The loss put the Steelers at a major disadvantage in the AFC playoff race. With the Steelers at 7-7, the Titans having clinched the division, and the Steelers two games behind the #6 wild card spot in the AFC, the Steelers would have to win out and get major help from other teams in order to qualify for the playoffs.[9]

Week 16 (Saturday December 16, 2000): vs. Washington Redskins

1 2 3 4 Total
Redskins 3 0 0 0 3
Steelers 0 17 0 7 24

at Three Rivers Stadium, Pittsburgh, Pennsylvania

This was the last game at Three Rivers Stadium.

Week 17 (Sunday December 24, 2000): at San Diego Chargers

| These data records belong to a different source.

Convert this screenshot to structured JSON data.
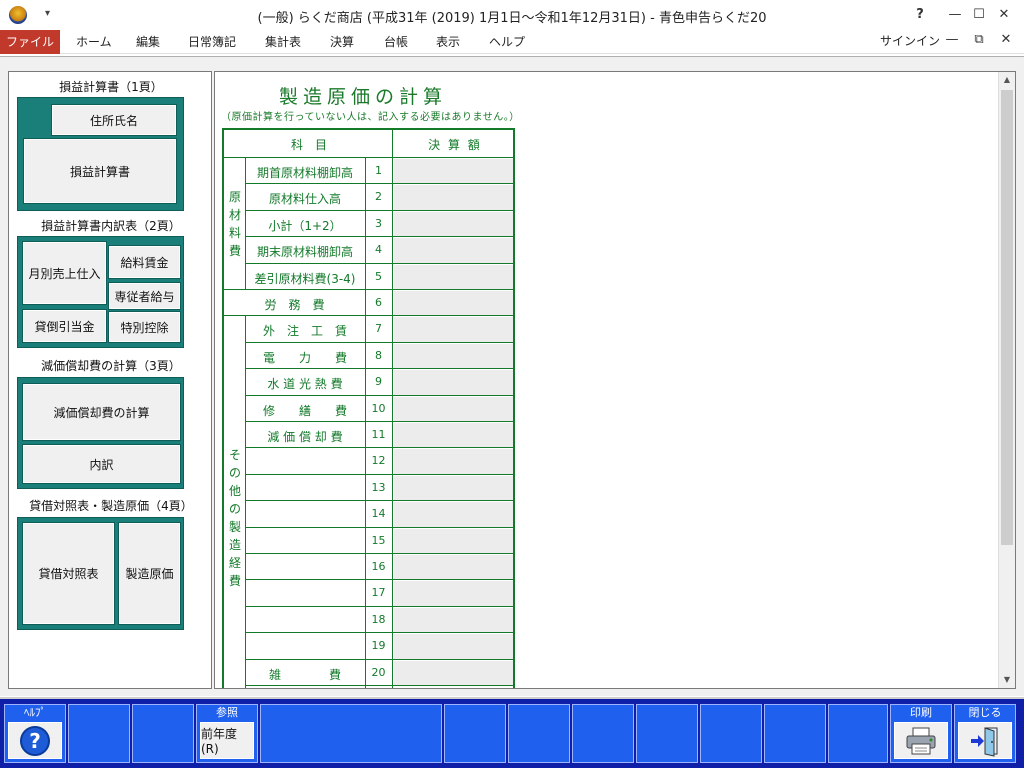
{
  "window": {
    "title": "(一般) らくだ商店 (平成31年 (2019) 1月1日～令和1年12月31日) - 青色申告らくだ20",
    "help": "?",
    "minimize": "—",
    "maximize": "☐",
    "close": "✕",
    "quick_access": "▾"
  },
  "menu": {
    "file": "ファイル",
    "items": [
      "ホーム",
      "編集",
      "日常簿記",
      "集計表",
      "決算",
      "台帳",
      "表示",
      "ヘルプ"
    ],
    "signin": "サインイン",
    "mdi_minimize": "—",
    "mdi_restore": "⧉",
    "mdi_close": "✕"
  },
  "left_panel": {
    "section1_title": "損益計算書（1頁）",
    "section1_btn_address": "住所氏名",
    "section1_btn_pl": "損益計算書",
    "section2_title": "損益計算書内訳表（2頁）",
    "section2_btn_monthly": "月別売上仕入",
    "section2_btn_salary": "給料賃金",
    "section2_btn_family": "専従者給与",
    "section2_btn_allowance": "貸倒引当金",
    "section2_btn_special": "特別控除",
    "section3_title": "減価償却費の計算（3頁）",
    "section3_btn_calc": "減価償却費の計算",
    "section3_btn_detail": "内訳",
    "section4_title": "貸借対照表・製造原価（4頁）",
    "section4_btn_bs": "貸借対照表",
    "section4_btn_mfg": "製造原価"
  },
  "document": {
    "title": "製造原価の計算",
    "subtitle": "（原価計算を行っていない人は、記入する必要はありません。）",
    "header_item": "科　目",
    "header_amount": "決 算 額",
    "group_material": "原材料費",
    "group_other": "その他の製造経費",
    "rows": [
      {
        "label": "期首原材料棚卸高",
        "no": "1"
      },
      {
        "label": "原材料仕入高",
        "no": "2"
      },
      {
        "label": "小計（1+2）",
        "no": "3"
      },
      {
        "label": "期末原材料棚卸高",
        "no": "4"
      },
      {
        "label": "差引原材料費(3-4)",
        "no": "5"
      },
      {
        "label": "労　務　費",
        "no": "6"
      },
      {
        "label": "外　注　工　賃",
        "no": "7"
      },
      {
        "label": "電　　力　　費",
        "no": "8"
      },
      {
        "label": "水 道 光 熱 費",
        "no": "9"
      },
      {
        "label": "修　　繕　　費",
        "no": "10"
      },
      {
        "label": "減 価 償 却 費",
        "no": "11"
      },
      {
        "label": "",
        "no": "12"
      },
      {
        "label": "",
        "no": "13"
      },
      {
        "label": "",
        "no": "14"
      },
      {
        "label": "",
        "no": "15"
      },
      {
        "label": "",
        "no": "16"
      },
      {
        "label": "",
        "no": "17"
      },
      {
        "label": "",
        "no": "18"
      },
      {
        "label": "",
        "no": "19"
      },
      {
        "label": "雑　　　　費",
        "no": "20"
      }
    ]
  },
  "function_bar": {
    "help_label": "ﾍﾙﾌﾟ",
    "help_icon": "?",
    "ref_label": "参照",
    "prev_year": "前年度(R)",
    "print_label": "印刷",
    "close_label": "閉じる"
  },
  "icons": {
    "print": "printer-icon",
    "close": "exit-door-icon",
    "help": "question-circle-icon"
  },
  "colors": {
    "form_green": "#137a2a",
    "nav_teal": "#1b7f79",
    "fbar_dark": "#0f1fa8",
    "fbar_key": "#2060ef",
    "file_menu": "#c0392b"
  }
}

1 2 3 4 Total
Steelers 7 17 0 10 34
Chargers 14 0 7 0 21

at Qualcomm Stadium, San Diego, California

Heading into the last Sunday of the 2000 season, the Steelers needed a win, a Jets loss, and a Colts loss in order to earn the last available Wild Card berth in the AFC playoffs. With the Jets losing to the Ravens in a 1:00 game, the Steelers were still alive when their matchup with the 1–14 Chargers started.

Early on in the game, the Chargers demonstrated the potential for an upset bid. On the Chargers's first play from scrimmage, quarterback Ryan Leaf threw a 71-yard touchdown to Jeff Graham, and while Steelers kick returner Will Blackwell answered with a 98 yard kickoff return for a touchdown on the next play, the Chargers held a 14-7 lead after one quarter with Rodney Harrison returning a Kordell Stewart interception 63 yards for a touchdown. However, the Steelers scored 17 unanswered points in the second quarter and never relinquished the lead.

Although Stewart's passing statistics were relatively pedestrian (16-32, 190 yards, and 1 touchdown against 2 interceptions), he ran for 91 yards and 2 touchdowns, and the Steelers held the Chargers to less than 200 yards of total offense while sacking Ryan Leaf six times.

Other than the aforementioned touchdown on the first play, Leaf played poorly as usual, going 15-29 for 171 yards with a touchdown and an interception, giving him only 100 yards passing after his first play. To top it off, he lost a fumble on the last Chargers possession, which turned out to be his last snap as a Charger. Following the game, Leaf stormed out of the locker room without speaking with reporters.

Although the Steelers did their part in winning against the hapless Chargers, the Colts got a big break with their matchup against the Vikings. With the Giants having clinched the #1 seed in the NFC the previous day and the Saints having clinched the NFC West with a worse record than the Vikings, the Vikings could not advance their playoff seed in the playoffs. As a result, the Vikings rested many of their starters (including Daunte Culpepper and Randy Moss) after the first quarter of their game against the Colts, and the Colts capitalized with an easy 31–10 win. This result meant that the Steelers would fail to qualify for the playoffs for the third consecutive season.[10][11][12]


AFC Central
(1) Tennessee Titans 13 3 0 .813 346 191 W4
(4) Baltimore Ravens 12 4 0 .750 333 165 W7
Pittsburgh Steelers 9 7 0 .563 321 255 W2
Jacksonville Jaguars 7 9 0 .438 367 327 L2
Cincinnati Bengals 4 12 0 .250 185 359 L1
Cleveland Browns 3 13 0 .188 161 419 L5


  1. ^ 2000 Pittsburgh Steelers Media Guide.
  2. ^ 2000 Pittsburgh Steelers Media Guide.
  3. ^ 2001 Pittsburgh Steelers Media Guide.
  4. ^ 2002 Pittsburgh Steelers Media Guide.
  5. ^ "2000 Pittsburgh Steelers". Pro-Football-Reference.com. Retrieved December 26, 2014.
  6. ^ "Pittsburgh Steelers at Cleveland Browns - September 17, 2000". Pro-Football-Reference.com. Retrieved May 28, 2017.
  7. ^ "Tennessee Titans at Pittsburgh Steelers - September 24, 2000". Pro-Football-Reference.com.
  8. ^ "Pittsburgh Steelers at Jacksonville Jaguars - October 1, 2000".
  9. ^ "Pittsburgh Steelers at New York Giants - December 10, 2000". Pro-Football-Reference.com.
  10. ^ "Pittsburgh Steelers at San Diego Chargers - December 24, 2000".
  11. ^ Trotter, Jim (December 25, 2000). "Bah, Humbolts! [sic]". The San Diego Union-Tribune. Archived from the original on February 7, 2001. Retrieved May 28, 2017.
  12. ^ "A Miss for Steelers, a Mess for Chargers".